The Cradle of Humankind is a collection of various sites in South Africa which contain fossils of hominids, dating back millions of years. The Cradle of Humankind is a UNESCO World Heritage Site, and has been since 1999. In 2005 the Cradle of Humankind was expanded, and a visitor center was opened.
Covering some 47,000 hectares, the Cradle of Humankind is the name given to the area in which a series of dolomitic caves have in the last fifty years or so produced nearly two-fifths of the world's hominid fossil discoveries. Given its accessibility and the richness of the finds, it has now arguably overtaken Tanzania's Olduvai Gorge as Africa's (and therefore the world's) most important paleontological site.
As yet, the tourist facilities are few: many of the caves are fragile, and jealously protected by the scientists working on them. However, you can see inside the famous Sterkfontein Caves, and there are excellent specialized paleontological tours available. Elsewhere within the Cradle are largely unrelated attractions, such as the Rhino and Lion Nature Reserve and the Kromdraai Wonder Cave.

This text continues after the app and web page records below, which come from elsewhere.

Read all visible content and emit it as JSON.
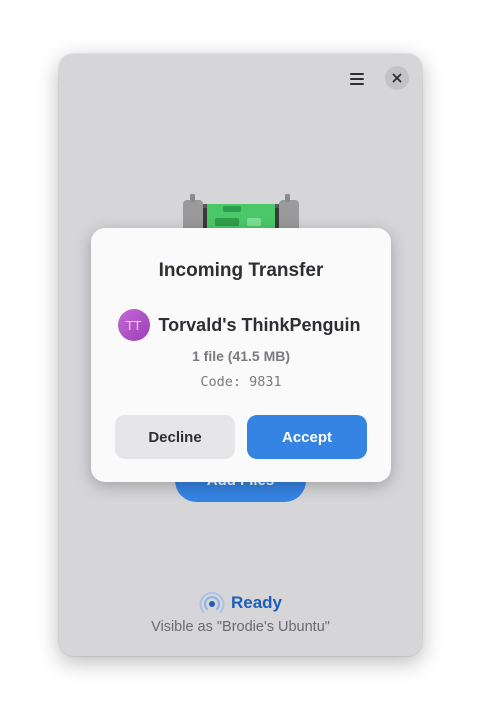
{
  "window": {
    "icons": {
      "menu": "hamburger-menu-icon",
      "close": "close-icon"
    }
  },
  "main": {
    "add_files_label": "Add Files",
    "status": "Ready",
    "visible_as": "Visible as \"Brodie's Ubuntu\""
  },
  "dialog": {
    "title": "Incoming Transfer",
    "avatar_initials": "TT",
    "sender_name": "Torvald's ThinkPenguin",
    "file_info": "1 file (41.5 MB)",
    "code": "Code: 9831",
    "decline_label": "Decline",
    "accept_label": "Accept"
  },
  "colors": {
    "accent": "#3584e4",
    "status": "#1c5fb8",
    "avatar": "#b055cc"
  }
}
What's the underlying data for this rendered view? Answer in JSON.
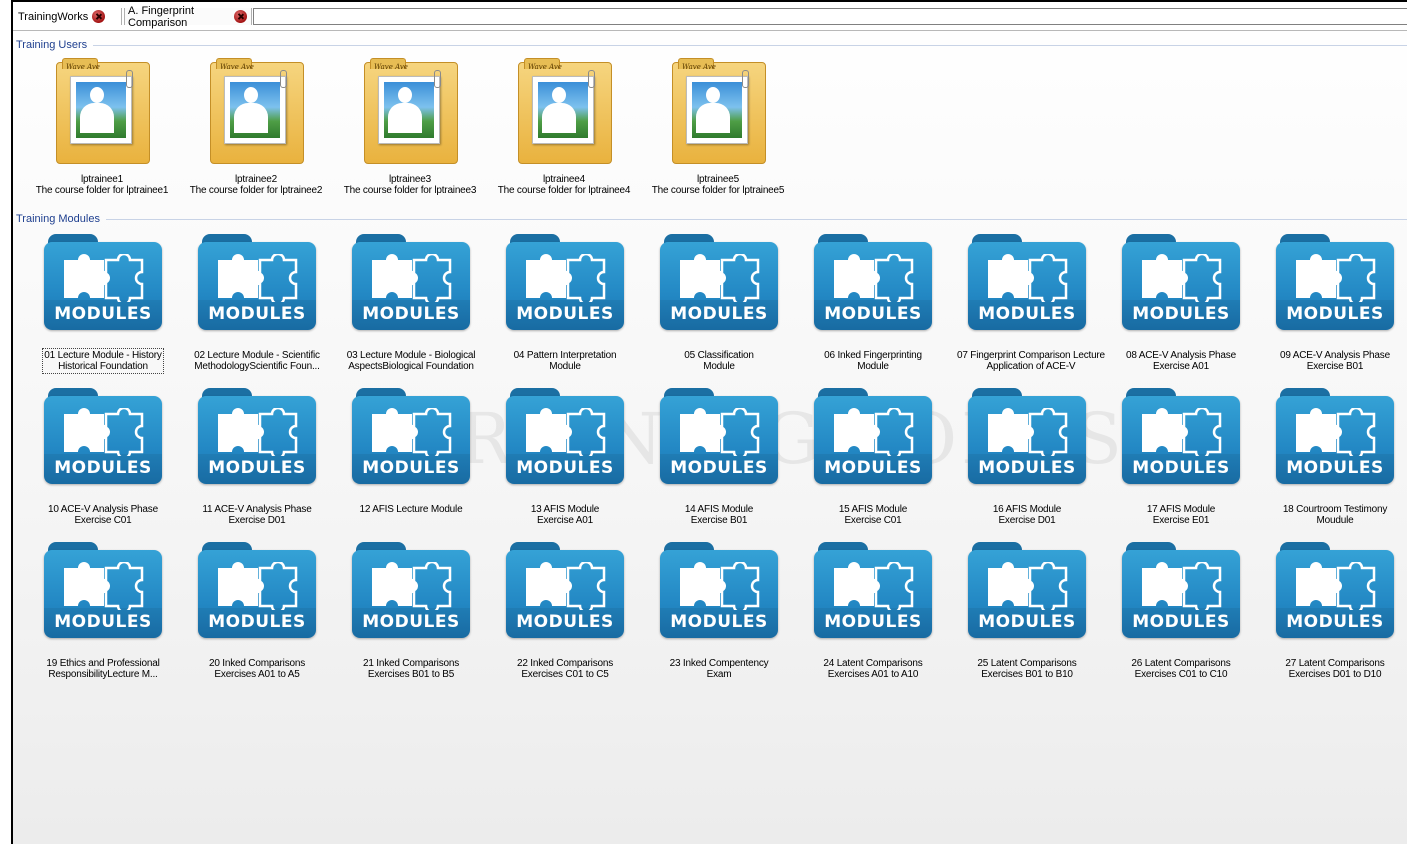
{
  "tabs": [
    {
      "label": "TrainingWorks"
    },
    {
      "label": "A. Fingerprint Comparison"
    }
  ],
  "watermark": "TRAININGWORKS",
  "users_group": {
    "title": "Training Users",
    "folder_caption": "Wave Ave",
    "items": [
      {
        "name": "lptrainee1",
        "desc": "The course folder for lptrainee1"
      },
      {
        "name": "lptrainee2",
        "desc": "The course folder for lptrainee2"
      },
      {
        "name": "lptrainee3",
        "desc": "The course folder for lptrainee3"
      },
      {
        "name": "lptrainee4",
        "desc": "The course folder for lptrainee4"
      },
      {
        "name": "lptrainee5",
        "desc": "The course folder for lptrainee5"
      }
    ]
  },
  "modules_group": {
    "title": "Training Modules",
    "icon_text": "MODULES",
    "items": [
      {
        "line1": "01 Lecture Module - History",
        "line2": "Historical Foundation"
      },
      {
        "line1": "02 Lecture Module - Scientific",
        "line2": "MethodologyScientific Foun..."
      },
      {
        "line1": "03 Lecture Module - Biological",
        "line2": "AspectsBiological Foundation"
      },
      {
        "line1": "04 Pattern Interpretation",
        "line2": "Module"
      },
      {
        "line1": "05 Classification",
        "line2": "Module"
      },
      {
        "line1": "06 Inked Fingerprinting",
        "line2": "Module"
      },
      {
        "line1": "07 Fingerprint Comparison Lecture",
        "line2": "Application of ACE-V"
      },
      {
        "line1": "08 ACE-V Analysis Phase",
        "line2": "Exercise A01"
      },
      {
        "line1": "09 ACE-V Analysis Phase",
        "line2": "Exercise B01"
      },
      {
        "line1": "10 ACE-V Analysis Phase",
        "line2": "Exercise C01"
      },
      {
        "line1": "11 ACE-V Analysis Phase",
        "line2": "Exercise D01"
      },
      {
        "line1": "12 AFIS Lecture Module",
        "line2": ""
      },
      {
        "line1": "13 AFIS Module",
        "line2": "Exercise A01"
      },
      {
        "line1": "14 AFIS Module",
        "line2": "Exercise B01"
      },
      {
        "line1": "15 AFIS Module",
        "line2": "Exercise C01"
      },
      {
        "line1": "16 AFIS Module",
        "line2": "Exercise D01"
      },
      {
        "line1": "17 AFIS Module",
        "line2": "Exercise E01"
      },
      {
        "line1": "18 Courtroom Testimony",
        "line2": "Moudule"
      },
      {
        "line1": "19 Ethics and Professional",
        "line2": "ResponsibilityLecture M..."
      },
      {
        "line1": "20 Inked Comparisons",
        "line2": "Exercises A01 to A5"
      },
      {
        "line1": "21 Inked Comparisons",
        "line2": "Exercises B01 to B5"
      },
      {
        "line1": "22 Inked Comparisons",
        "line2": "Exercises C01 to C5"
      },
      {
        "line1": "23 Inked Compentency",
        "line2": "Exam"
      },
      {
        "line1": "24 Latent Comparisons",
        "line2": "Exercises A01 to A10"
      },
      {
        "line1": "25 Latent Comparisons",
        "line2": "Exercises B01 to B10"
      },
      {
        "line1": "26 Latent Comparisons",
        "line2": "Exercises C01 to C10"
      },
      {
        "line1": "27 Latent Comparisons",
        "line2": "Exercises D01 to D10"
      }
    ]
  }
}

To reach the Cradle of Humankind by car, head west out of Johannesburg on the R47 (Hendrik Potgieter Road) or M5 (Beyers Naude Drive), then follow the N14 until the R563 junction. A few kilometres northwest along the R563 is a right turn which will take you to the Sterkfontein Caves turn-off.http://www.maropeng.co.za/